• **What you should do**: The listing below must be copied exactly and in full.

• **Records supplied**:
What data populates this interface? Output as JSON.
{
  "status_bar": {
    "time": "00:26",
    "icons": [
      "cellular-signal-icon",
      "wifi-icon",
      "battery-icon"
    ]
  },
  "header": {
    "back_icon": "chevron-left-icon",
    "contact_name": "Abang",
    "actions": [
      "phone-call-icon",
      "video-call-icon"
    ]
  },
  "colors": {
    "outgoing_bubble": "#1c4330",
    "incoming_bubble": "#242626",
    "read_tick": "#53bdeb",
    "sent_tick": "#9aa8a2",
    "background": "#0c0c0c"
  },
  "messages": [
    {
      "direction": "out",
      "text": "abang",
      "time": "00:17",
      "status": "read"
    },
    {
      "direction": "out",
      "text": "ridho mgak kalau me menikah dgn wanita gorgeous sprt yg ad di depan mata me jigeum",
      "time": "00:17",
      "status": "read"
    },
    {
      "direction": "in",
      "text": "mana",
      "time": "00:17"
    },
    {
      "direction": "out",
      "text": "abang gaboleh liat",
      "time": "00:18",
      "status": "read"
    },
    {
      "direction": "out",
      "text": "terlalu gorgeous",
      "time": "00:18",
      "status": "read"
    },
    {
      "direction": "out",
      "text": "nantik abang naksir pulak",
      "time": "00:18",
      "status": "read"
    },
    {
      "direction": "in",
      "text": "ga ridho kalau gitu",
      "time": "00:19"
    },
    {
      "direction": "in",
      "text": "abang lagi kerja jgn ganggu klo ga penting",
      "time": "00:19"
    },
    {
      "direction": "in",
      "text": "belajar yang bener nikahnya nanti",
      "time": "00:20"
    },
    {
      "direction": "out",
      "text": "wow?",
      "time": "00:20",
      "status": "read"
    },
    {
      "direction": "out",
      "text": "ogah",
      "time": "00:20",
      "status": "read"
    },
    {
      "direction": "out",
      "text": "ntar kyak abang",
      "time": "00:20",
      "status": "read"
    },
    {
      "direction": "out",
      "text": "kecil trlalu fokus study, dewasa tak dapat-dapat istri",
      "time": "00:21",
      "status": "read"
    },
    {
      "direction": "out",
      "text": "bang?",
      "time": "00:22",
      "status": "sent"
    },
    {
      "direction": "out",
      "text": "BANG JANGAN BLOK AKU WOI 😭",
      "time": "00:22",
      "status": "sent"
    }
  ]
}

• **Output**:
What data populates this interface? Output as JSON.
{
  "status_bar": {
    "time": "00:26",
    "icons": [
      "cellular-signal-icon",
      "wifi-icon",
      "battery-icon"
    ]
  },
  "header": {
    "back_icon": "chevron-left-icon",
    "contact_name": "Abang",
    "actions": [
      "phone-call-icon",
      "video-call-icon"
    ]
  },
  "colors": {
    "outgoing_bubble": "#1c4330",
    "incoming_bubble": "#242626",
    "read_tick": "#53bdeb",
    "sent_tick": "#9aa8a2",
    "background": "#0c0c0c"
  },
  "messages": [
    {
      "direction": "out",
      "text": "abang",
      "time": "00:17",
      "status": "read"
    },
    {
      "direction": "out",
      "text": "ridho mgak kalau me menikah dgn wanita gorgeous sprt yg ad di depan mata me jigeum",
      "time": "00:17",
      "status": "read"
    },
    {
      "direction": "in",
      "text": "mana",
      "time": "00:17"
    },
    {
      "direction": "out",
      "text": "abang gaboleh liat",
      "time": "00:18",
      "status": "read"
    },
    {
      "direction": "out",
      "text": "terlalu gorgeous",
      "time": "00:18",
      "status": "read"
    },
    {
      "direction": "out",
      "text": "nantik abang naksir pulak",
      "time": "00:18",
      "status": "read"
    },
    {
      "direction": "in",
      "text": "ga ridho kalau gitu",
      "time": "00:19"
    },
    {
      "direction": "in",
      "text": "abang lagi kerja jgn ganggu klo ga penting",
      "time": "00:19"
    },
    {
      "direction": "in",
      "text": "belajar yang bener nikahnya nanti",
      "time": "00:20"
    },
    {
      "direction": "out",
      "text": "wow?",
      "time": "00:20",
      "status": "read"
    },
    {
      "direction": "out",
      "text": "ogah",
      "time": "00:20",
      "status": "read"
    },
    {
      "direction": "out",
      "text": "ntar kyak abang",
      "time": "00:20",
      "status": "read"
    },
    {
      "direction": "out",
      "text": "kecil trlalu fokus study, dewasa tak dapat-dapat istri",
      "time": "00:21",
      "status": "read"
    },
    {
      "direction": "out",
      "text": "bang?",
      "time": "00:22",
      "status": "sent"
    },
    {
      "direction": "out",
      "text": "BANG JANGAN BLOK AKU WOI 😭",
      "time": "00:22",
      "status": "sent"
    }
  ]
}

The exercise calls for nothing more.